We were asked by many vendors for advice on what they should do moving forward. Here are a few of the themes we touched on:
- Stop asking employees for information you can get somewhere else: Nearly every vendor in the expo hall is asking employees for data, many via surveys (and as we said, no matter how pretty it is, no one wants to take another survey). Yet, vendors are able to access more latent (existing) data from internal systems and external (public) sources than ever before and our technologies for analyzing that information have never been more powerful. Vendors need to break out of the habit of asking employees to give them information and instead ask: “How else can we get the information or insight we are seeking?” And then build that capability, whatever it is.
- Push more insights down to employees: Building on the previous point, we are pulling together more data and insights on employees than ever before, but it seems that the primary purpose is to give it to management to manage the business better. While that is all well and good, it is not enough, as it limits insights, decision-making, and action to management, who often serve as a bottleneck to change.
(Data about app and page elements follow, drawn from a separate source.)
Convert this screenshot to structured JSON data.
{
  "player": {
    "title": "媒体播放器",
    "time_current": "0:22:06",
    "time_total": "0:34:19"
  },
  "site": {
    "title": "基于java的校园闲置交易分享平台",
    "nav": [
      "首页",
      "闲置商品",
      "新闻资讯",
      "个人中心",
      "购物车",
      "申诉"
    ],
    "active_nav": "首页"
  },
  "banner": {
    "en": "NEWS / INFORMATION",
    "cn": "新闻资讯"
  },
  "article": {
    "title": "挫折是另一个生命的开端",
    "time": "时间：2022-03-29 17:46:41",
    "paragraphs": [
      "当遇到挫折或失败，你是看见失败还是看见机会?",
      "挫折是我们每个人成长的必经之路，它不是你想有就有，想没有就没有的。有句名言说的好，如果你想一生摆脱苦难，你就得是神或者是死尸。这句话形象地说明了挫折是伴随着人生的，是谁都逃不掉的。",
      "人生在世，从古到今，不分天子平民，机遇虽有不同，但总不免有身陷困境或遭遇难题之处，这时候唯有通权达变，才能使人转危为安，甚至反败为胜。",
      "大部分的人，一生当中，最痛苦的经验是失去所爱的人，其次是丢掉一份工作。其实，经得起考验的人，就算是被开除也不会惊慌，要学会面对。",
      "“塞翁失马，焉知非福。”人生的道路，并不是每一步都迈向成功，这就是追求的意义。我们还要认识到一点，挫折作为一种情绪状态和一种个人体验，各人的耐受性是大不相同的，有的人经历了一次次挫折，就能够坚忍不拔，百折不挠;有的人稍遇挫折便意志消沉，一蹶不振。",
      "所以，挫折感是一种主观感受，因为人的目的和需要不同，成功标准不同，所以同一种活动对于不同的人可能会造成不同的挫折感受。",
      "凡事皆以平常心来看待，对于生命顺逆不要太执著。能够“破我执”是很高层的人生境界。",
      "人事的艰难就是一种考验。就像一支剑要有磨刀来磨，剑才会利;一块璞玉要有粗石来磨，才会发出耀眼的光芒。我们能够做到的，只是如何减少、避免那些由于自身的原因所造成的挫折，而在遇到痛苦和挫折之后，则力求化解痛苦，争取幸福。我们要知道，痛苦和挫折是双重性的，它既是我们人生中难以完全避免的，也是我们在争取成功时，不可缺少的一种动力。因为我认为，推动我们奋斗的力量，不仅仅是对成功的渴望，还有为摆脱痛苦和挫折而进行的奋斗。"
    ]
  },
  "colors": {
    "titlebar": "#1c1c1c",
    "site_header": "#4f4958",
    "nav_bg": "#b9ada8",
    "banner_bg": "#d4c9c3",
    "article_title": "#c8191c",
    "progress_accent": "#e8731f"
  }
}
Instead, organizations need to provide more information to employees so that they can better understand what is happening and adjust their work and behavior accordingly.
- Build for the future, not tomorrow: It may sound overly grandiose, but we believe we are at an inflection point in many ways with HR technology, where we are building truly revolutionary tools that will influence generations to come. To that end, we are encouraging vendors to think beyond the short-term when it comes to their product vision. For example, don’t focus just on skilling the workforce with a certain set of skills we think will be useful, but instead focus on helping organizations create environments where people are constantly encouraged to learn whatever skills are necessary. Or, as another example, identify ethical standards for people analytics – even if it may limit what can be done in the short term – so that we can set a solid foundation of trust so we can do more interesting and profound analyses in the future.
What do you think? We’d love your reactions or questions about what we’ve written and – for those of you who attended – we’d like your own reflections on your experience in the comments.